Performance anxiety happens to everyone. Some suffer more and others suffer less. For some it is facilitative, enhancing performance, while for others it is debilitative, making performance worse. But for those who suffer from debilitative performance, there are ways of coping with it and of turning it around even, making it work for themselves, owning it. One thing that you can do if you suffer from debilitative performance anxiety is imagine yourself a superhero! Some great performers nowadays imagine donning their superhero costume while in their room backstage, transitioning into their character and acquiring their superpowers before they hit the stage. That feeling of empowerment that this image transmits to you is exactly what should stay with you on stage. Because you truly are a superhero! You have spent hours on end perfecting your craft. People have come to enjoy your music, not to criticise you. Of course, there will be one or two expert ears but you own the stage right now. The stage is yours. This is the moment that YOU have chosen to connect with the audience. This is the time you have chosen to let people connect to the inner you, your music, your craft, your creation.
8. How can I compete?
Music students need to be better prepared for a career in music. They face continuous judgement in the form of examinations, auditions and competitions, yet they are not being prepared in how to deal with all these stressors. They need to be told that performance anxiety is a common phenomenon, that it is OK to suffer from it, but that there are strategies that they can adopt which can help them deal with it and which can help them perform better under pressure. At the moment, the situation is a little like being thrown into the sea when you have only ever practised swimming in the pool, so you have no clue as to how to handle the current and the waves. Conservatoires need to invest in packages or modules where students are introduced to coping strategies. If you don’t know that there are coping strategies out there, and you are not being taught what these are, how can you choose which one to try and decide on the one that works best for you?
9. Is it OK to make mistakes?
Musicians don’t tend to distinguish between them the person versus them the musician. When a performance doesn’t go well, or when we fail an audition or don’t win a competition, we tend to feel that we have failed as a musician and as a person. This is because we have invested so much of our time to our craft so early on in life. We have tirelessly worked at being the best version of ourselves for years and years and we become unable to distinguish between who we are and what we do. But we must.

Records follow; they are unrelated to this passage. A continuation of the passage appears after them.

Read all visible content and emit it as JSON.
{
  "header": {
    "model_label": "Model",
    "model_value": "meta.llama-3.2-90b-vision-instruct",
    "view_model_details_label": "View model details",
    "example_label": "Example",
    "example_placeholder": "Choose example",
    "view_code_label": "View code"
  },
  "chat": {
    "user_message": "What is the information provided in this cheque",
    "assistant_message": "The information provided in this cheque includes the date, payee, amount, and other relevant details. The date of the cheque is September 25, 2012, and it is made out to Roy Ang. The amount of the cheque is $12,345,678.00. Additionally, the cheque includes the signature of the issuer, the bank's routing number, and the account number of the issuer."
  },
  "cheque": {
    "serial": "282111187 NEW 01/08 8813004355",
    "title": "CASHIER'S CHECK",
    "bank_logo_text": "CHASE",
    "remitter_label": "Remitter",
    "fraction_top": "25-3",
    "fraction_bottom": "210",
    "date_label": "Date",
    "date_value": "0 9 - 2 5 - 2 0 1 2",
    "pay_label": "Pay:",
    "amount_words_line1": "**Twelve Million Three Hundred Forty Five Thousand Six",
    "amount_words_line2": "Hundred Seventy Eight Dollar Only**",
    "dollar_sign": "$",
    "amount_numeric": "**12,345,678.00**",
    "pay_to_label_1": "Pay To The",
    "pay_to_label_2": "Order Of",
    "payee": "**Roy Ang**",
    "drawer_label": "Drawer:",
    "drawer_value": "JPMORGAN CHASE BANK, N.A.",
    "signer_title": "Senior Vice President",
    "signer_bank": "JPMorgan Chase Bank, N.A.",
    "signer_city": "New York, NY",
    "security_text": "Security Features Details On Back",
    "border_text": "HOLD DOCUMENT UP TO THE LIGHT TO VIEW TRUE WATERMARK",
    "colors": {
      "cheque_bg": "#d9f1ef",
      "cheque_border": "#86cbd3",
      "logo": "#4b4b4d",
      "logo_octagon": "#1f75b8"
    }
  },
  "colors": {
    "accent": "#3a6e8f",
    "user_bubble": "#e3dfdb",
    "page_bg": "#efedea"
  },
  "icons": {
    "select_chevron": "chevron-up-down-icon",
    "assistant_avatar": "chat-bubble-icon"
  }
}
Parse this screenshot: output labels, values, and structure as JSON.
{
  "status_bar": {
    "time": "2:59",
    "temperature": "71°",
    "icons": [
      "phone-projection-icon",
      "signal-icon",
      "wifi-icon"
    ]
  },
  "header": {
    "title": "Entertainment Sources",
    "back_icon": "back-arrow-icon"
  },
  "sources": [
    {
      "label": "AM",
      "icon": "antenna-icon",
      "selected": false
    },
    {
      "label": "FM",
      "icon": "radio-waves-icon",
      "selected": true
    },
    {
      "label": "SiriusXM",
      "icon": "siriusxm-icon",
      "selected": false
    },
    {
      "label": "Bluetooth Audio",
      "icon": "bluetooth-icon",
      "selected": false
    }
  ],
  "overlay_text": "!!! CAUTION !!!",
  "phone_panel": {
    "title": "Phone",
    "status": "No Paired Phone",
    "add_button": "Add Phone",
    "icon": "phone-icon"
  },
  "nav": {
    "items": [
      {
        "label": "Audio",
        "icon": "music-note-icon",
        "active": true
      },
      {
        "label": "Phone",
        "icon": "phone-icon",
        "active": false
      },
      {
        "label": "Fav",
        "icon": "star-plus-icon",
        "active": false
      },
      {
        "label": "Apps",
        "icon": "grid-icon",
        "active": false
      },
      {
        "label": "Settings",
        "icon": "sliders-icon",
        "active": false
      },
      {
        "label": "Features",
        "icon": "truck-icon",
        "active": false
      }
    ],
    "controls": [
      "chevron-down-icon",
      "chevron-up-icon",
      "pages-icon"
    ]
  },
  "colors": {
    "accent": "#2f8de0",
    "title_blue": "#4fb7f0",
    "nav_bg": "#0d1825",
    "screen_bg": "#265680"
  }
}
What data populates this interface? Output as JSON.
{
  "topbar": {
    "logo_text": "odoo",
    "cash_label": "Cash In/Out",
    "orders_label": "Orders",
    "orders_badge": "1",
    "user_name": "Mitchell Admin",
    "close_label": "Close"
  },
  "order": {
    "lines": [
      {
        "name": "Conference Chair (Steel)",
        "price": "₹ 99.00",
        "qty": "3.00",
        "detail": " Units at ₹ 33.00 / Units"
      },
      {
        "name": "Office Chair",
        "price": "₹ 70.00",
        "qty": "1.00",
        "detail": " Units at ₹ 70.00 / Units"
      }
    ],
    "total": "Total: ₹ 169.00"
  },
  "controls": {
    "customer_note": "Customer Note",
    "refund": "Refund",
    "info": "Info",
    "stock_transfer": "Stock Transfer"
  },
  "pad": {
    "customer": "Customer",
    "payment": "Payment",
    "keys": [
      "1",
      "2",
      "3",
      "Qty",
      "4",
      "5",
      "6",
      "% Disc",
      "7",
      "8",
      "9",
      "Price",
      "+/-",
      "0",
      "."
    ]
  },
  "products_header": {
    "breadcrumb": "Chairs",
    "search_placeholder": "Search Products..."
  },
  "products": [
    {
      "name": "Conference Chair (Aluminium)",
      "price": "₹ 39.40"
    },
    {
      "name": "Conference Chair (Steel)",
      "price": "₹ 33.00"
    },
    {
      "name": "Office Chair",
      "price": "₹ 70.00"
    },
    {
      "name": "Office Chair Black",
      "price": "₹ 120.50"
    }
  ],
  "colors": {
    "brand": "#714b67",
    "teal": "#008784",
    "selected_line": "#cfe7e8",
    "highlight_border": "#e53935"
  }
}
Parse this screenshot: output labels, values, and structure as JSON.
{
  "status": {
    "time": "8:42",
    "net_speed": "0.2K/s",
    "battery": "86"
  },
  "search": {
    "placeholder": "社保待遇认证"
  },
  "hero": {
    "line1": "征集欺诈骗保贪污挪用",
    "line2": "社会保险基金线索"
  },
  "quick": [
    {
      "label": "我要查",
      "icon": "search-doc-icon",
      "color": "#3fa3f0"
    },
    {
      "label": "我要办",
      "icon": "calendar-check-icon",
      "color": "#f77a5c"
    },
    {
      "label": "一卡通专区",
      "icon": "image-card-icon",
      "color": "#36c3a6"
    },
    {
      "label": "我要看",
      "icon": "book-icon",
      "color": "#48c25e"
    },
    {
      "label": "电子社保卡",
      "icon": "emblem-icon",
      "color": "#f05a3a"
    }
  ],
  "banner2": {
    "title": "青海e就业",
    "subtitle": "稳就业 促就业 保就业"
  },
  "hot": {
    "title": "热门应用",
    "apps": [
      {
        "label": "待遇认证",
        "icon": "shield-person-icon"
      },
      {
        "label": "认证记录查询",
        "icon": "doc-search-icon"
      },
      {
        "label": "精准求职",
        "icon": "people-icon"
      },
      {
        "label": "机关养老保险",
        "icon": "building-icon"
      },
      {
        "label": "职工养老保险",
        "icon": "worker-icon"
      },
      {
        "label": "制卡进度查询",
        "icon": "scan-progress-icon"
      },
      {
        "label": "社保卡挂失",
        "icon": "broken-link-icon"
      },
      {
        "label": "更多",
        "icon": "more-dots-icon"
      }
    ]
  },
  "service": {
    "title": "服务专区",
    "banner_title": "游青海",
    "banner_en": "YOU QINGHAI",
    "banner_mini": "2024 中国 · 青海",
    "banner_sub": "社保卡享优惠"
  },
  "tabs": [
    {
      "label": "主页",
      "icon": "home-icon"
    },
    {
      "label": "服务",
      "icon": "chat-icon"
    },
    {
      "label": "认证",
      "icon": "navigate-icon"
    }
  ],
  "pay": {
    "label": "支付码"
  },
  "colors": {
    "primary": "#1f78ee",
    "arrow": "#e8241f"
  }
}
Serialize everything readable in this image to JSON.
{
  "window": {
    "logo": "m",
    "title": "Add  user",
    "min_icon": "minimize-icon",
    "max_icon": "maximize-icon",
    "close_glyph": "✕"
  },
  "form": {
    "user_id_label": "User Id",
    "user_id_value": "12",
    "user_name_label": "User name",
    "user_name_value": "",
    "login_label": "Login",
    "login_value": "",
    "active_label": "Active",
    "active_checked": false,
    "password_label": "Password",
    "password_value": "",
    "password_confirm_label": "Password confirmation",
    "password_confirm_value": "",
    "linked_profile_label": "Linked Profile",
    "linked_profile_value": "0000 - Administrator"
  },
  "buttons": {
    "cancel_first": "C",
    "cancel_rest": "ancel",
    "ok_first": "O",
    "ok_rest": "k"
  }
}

Our mental health depends on this too. As much as you don’t like being separated from your craft, a little distancing does a world of good.
10. Am I a superhero?
Perfect performances do not exist – for that we have recordings! The performer is a breathing human being, living and creating his or her own experiences. Their strengths as well as their mistakes are what make the performance interesting. When you bring yourself down because of a few mistakes during performance, think again. The probability is that most people in the audience won’t realise your mistakes. For all you know, others might think of them as personal interpretation. What’s important is that during performance you are in the present moment. During performance, you are interpreting and communicating emotion to the audience. The audience is living the experience you are shaping for them. So yes, you are a superhero. The audience depends on you. You are the one in charge of delivering the best experience the audience will live that evening. So embrace everything that you are and what you have given them, including your mistakes.
Berenice Beverley Zammit is a performance consultant and a professional violinist. She is a graduate teaching assistant for Healthy Musician, Music Performance Psychology I and II, and Performing Arts in Health and Wellbeing at the Centre for Performance Science, Royal College of Music (RCM). Berenice is also a PhD candidate investigating performance optimisation through pre-performance routines in professional classical musicians. Her particular area of interest lies in physical fitness and physical exercise, and the implications these carry on professional classical musicians’ performance, general health and wellbeing.